Per Statcast, Berti’s sprint speed was 29.4 feet per second, and he made it from first to home in 10.97 seconds.

Hernandez worked well with catcher Bryan Holaday.

“First of all, I'm very competitive,” Hernandez said through an interpreter. “Every time I go out there, I'm trying to compete. Even if I don't have all my tools. Today, I have to give a lot of credit to my teammates, especially Holaday. He did a great job out there, and we worked together.”

Ryne Stanek worked around a one-out walk in the ninth, and logged his first MLB save. Miami acquired the right-hander from the Rays as part of the Trevor Richards and Nick Anderson trade. He was unable to convert his first two save chances.

“It was really cool,” said Stanek, who was doused by his teammates with mustard, ketchup and other condiments from the dining room. “I'm glad they stuck with me and gave me a chance.
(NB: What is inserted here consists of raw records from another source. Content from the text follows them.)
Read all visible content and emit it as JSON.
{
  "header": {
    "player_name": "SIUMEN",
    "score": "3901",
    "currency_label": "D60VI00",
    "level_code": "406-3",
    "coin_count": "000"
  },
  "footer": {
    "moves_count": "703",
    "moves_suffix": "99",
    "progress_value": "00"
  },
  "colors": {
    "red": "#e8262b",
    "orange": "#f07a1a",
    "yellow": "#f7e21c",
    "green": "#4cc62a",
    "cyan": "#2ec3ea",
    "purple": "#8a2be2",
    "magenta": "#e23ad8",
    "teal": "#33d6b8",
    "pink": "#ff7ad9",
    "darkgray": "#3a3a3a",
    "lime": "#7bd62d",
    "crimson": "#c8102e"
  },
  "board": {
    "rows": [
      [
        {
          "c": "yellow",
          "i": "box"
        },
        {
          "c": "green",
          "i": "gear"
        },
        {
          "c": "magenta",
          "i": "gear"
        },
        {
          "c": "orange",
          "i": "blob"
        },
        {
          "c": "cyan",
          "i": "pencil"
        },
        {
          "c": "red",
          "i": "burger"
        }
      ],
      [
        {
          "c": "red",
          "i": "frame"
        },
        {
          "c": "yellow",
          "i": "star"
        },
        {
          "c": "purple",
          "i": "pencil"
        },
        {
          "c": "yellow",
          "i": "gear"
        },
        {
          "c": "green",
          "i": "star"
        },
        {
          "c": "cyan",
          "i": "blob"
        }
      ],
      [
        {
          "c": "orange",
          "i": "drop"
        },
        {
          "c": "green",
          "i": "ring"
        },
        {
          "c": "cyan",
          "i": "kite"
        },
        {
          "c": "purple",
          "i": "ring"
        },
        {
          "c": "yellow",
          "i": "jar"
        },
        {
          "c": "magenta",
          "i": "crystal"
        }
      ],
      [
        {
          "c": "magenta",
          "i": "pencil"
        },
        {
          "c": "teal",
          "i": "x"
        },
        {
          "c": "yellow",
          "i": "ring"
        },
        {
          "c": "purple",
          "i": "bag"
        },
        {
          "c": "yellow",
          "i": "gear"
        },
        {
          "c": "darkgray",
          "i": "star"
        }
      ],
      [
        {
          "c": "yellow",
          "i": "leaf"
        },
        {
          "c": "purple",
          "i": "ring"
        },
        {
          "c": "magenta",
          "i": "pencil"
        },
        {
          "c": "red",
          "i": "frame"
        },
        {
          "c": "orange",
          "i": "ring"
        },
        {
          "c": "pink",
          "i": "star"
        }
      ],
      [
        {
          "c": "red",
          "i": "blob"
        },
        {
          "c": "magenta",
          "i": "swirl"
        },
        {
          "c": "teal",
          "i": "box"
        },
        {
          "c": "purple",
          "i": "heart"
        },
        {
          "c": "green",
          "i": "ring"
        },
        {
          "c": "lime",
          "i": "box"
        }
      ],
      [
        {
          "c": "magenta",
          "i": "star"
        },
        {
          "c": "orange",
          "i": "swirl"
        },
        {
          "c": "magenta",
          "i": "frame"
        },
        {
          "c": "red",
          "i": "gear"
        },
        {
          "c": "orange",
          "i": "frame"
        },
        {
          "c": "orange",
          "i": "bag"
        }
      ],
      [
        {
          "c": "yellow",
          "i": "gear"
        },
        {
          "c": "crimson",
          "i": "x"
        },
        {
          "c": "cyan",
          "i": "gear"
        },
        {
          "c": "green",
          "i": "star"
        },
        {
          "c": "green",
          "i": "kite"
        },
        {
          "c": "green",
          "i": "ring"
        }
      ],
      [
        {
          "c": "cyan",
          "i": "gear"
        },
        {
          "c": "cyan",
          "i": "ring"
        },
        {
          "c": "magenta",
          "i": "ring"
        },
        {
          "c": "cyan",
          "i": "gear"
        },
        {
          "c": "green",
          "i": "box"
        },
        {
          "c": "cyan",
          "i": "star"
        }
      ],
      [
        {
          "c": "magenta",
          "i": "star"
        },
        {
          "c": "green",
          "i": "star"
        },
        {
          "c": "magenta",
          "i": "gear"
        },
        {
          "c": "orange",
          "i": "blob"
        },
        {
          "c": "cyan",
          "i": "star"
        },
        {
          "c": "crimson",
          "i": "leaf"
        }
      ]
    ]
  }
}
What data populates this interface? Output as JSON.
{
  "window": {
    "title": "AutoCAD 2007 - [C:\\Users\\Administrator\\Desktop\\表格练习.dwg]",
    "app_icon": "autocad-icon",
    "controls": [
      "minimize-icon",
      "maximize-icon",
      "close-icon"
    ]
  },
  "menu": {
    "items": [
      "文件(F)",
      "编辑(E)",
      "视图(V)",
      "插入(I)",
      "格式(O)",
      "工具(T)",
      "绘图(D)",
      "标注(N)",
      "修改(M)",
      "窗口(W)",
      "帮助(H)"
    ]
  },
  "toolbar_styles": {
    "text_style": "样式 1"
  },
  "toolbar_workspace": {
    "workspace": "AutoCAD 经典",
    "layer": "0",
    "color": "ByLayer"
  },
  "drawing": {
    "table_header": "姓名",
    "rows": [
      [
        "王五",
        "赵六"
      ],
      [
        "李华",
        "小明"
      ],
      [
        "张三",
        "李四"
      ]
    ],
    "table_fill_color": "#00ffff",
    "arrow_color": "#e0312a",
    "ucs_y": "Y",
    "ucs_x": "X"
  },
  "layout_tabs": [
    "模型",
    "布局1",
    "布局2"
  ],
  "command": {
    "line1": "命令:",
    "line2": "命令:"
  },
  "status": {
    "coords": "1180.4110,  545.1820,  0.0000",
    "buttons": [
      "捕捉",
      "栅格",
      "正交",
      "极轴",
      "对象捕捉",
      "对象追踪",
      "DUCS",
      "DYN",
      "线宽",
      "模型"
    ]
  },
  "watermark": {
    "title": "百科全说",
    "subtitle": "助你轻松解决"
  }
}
I know the last two chances I had didn't really go quite as planned, which was frustrating. But it was just good to go out there and get the job done and get the win.”

So much of what the Marlins are building organizationally centers around starting pitching. In the first half, it was the strength of the team, with the rotation combining for a 4.28 ERA, which ranked seventh in the National League and 13th in the Majors.

It’s been a different story in August. The staff’s ERA has ballooned to 6.28, which is 28th in the Majors, ahead of the Angels (6.46) and Orioles (6.99).

The rotation also needed a boost after Hector Noesi went three innings on Friday and Jordan Yamamato lasted just 3 2/3 innings on Saturday.

Hernandez has dealt with the blister to his right middle finger for a couple of weeks. He has been managing it with treatment and skipping between-starts bullpen sessions.

It became an issue in his last start, on Tuesday at Atlanta, when he was lifted after four innings and 68 pitches in a no-decision.

“In the fourth inning, I started feeling the blister again,” Hernandez said. “But I was just working hard, trying to be out there as long as I could.”

Joe Frisaro has covered the Marlins for MLB.com since 2002. Follow him on Twitter @JoeFrisaro and listen to his podcast.